Column: Expect perils for pinstripes

The Yankees tossed some cash around this offseason. They signed a center fielder adept at getting on base and working the count. That same center fielder also throws like a drunk hair stylist with a torn rotator cuff. But truth be told, this isn’t why their season will end in frustration. The answer is pretty simple: Their starting pitching sucks.

Well, maybe it’s not that bad. They have about seven decent starters who will guide them through the regular season. Come October, this won’t matter. In the playoffs, history has shown it’s more important to have three great pitchers than seven good ones.

Take a look at recent years. The Sox had Pedro and Schilling. The Arizona Diamondbacks had Johnson and Schilling. Even those great Yankee teams had Roger Clemens, Andy Pettitte and a bullpen that still makes me cringe. Don’t get me wrong, it’s possible to win without elite pitching. It’s also possible for Johnny Damon to gun a runner out at home.

Randy Johnson used to be the epitome of nastiness. And even at age 42, he’s still one of the better pitchers in baseball. However, it’s pretty clear he’s in decline.

A pitcher’s earned-run average (ERA) can be misleading. This is because other factors like team defense and the stadium pitched at can affect it. Statistics are more indicative when they are context-independent. For pitchers, walks and strikeouts are two of the best. If a pitcher strikes out many and walks few, they’ll have success at any level of baseball.

Back in 2001, Randy Johnson struck out 13.4 hitters per nine innings while only walking 2.5. That’s Cy Young Award material. (Which is why he won it in the National League that year.) Since then, his K/9 ratio has dipped from 11.5 (2002) to 10.6 (2004) and 8.4 (2005). Furthermore, he allowed 32 home runs last year. That’s the most he’s ever allowed in his 18-year career.

Two things should worry every Yankee fan and delight every Sox fan. There’s a great chance he’ll decline again in 2006. There’s also a great chance he’ll retire after 2007, so he has no financial motivation. What’s funny is he’s easily the Yankees’ best starter. The closest one is over the hill, too.

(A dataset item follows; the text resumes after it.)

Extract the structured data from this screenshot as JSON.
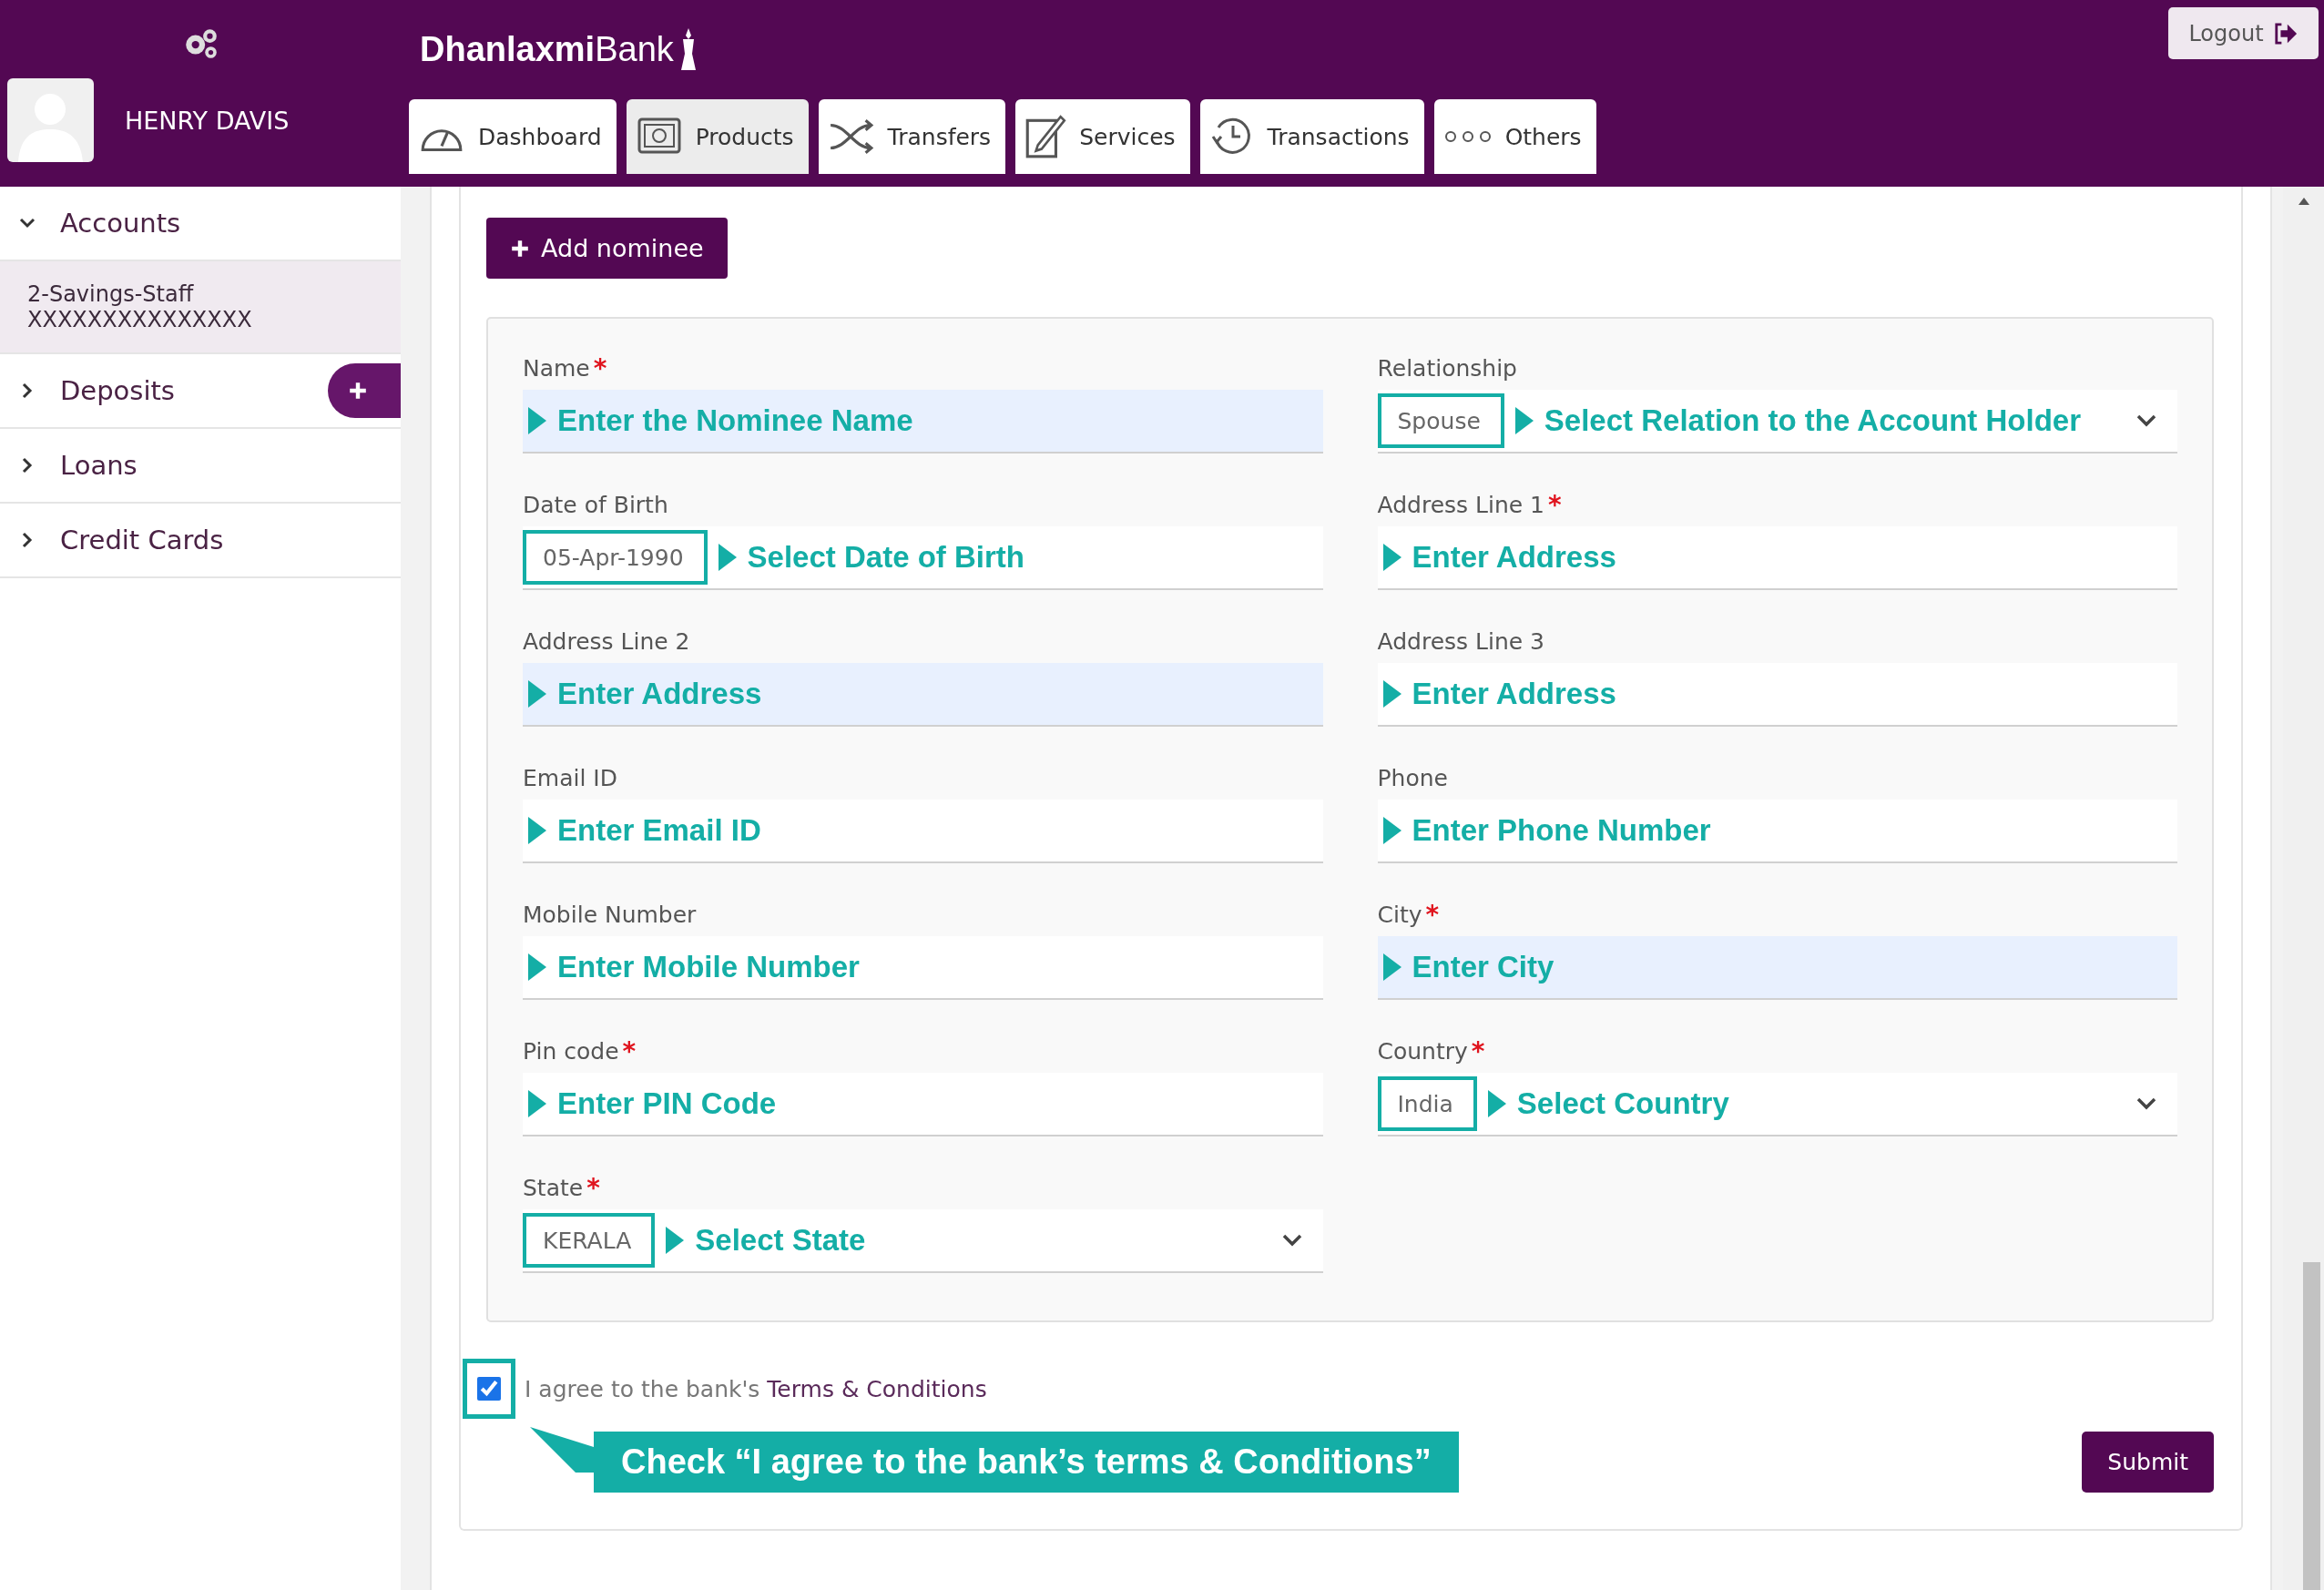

Due to his great mechanics, 37-year-old Mike Mussina has long been one of the most reliable pitchers in the majors. Since the strike-shortened season in 1994, Mussina has pitched in 27 or more games each year. Plus, if he hadn’t been on so many mediocre Baltimore Oriole teams, he might be approaching 300 wins (and Hall of Fame consideration). However, like Johnson, Mussina has already seen his best days.

Back in 2001, Mussina walked a thrifty 1.6 batters per nine innings. Coupled with a solid K/9 of 8.4, he was one of the most efficient pitchers in baseball, allowing 27 fewer hits than innings pitched. That was five years ago.

In 2004 and 2005, Mussina had worse BB/9 (2.1, 2.3) and K/9 (7.1 both years) ratios. He also allowed more hits than innings pitched (+13, +19). And even though it’s not the greatest stat, an ERA still means something. Mussina’s ERAs were 4.59 and 4.41. Not terrible, but nothing to be afraid of. So who is the Yankees’ postseason savior?

It’s definitely not “undefeated rookie sensation” Aaron Small (4.4 K/9). Not only is his stuff fluff, but he’s 34 years old. Carl Pavano (5.0)? Nope. Jaret Wright (4.8, 4.5 BB/9)? You crack me up. His only recent success was with esteemed pitching coach Leo Mazzone. Shawn Chacon (4.6, 3.4 after Coors Field) or Chien-Ming Wang (3.6)? Don’t kid yourself. Both are young enough to improve, but they’ll never be anything more than solid inning-eaters.

All the Yankees can do is do what they always do: trade for somebody. But can they? In the past, they were loaded with a Thanksgiving feast of tradeable assets. Notice how I said in the past. In its most recent evaluations, Baseball America ranked the Yankees as the seventh worst farm system in baseball.

The Yankees would have an all-galaxy team if the year was 2001. But it’s not. The year is 2006, and they have a team of mostly geriatric superstars. Rivera is 36, Posada is 34, Giambi is 35 and Sheffield is 37. In fact, pretty much everything about the Yankees is old. Their owner’s old, their manager’s old and their stadium’s old. Their center fielder’s not that old, but his best throw wouldn’t be cited as speeding in a school zone.

I’ll have to admit, I never thought I’d see the Yankees wade in mediocrity. As George Costanza once said, this is the kind of day that almost makes you feel good to be alive. While the Red Sox get younger (Josh Beckett [25], Jonathan Papelbon [25], Coco Crisp [26], Kevin Youkilis [27], Craig Hansen [22]), the Yankees get Bingo players. Now there’s a game they might be able to win.

– Christopher Sabanty can be reached at [email protected]

Leave a Reply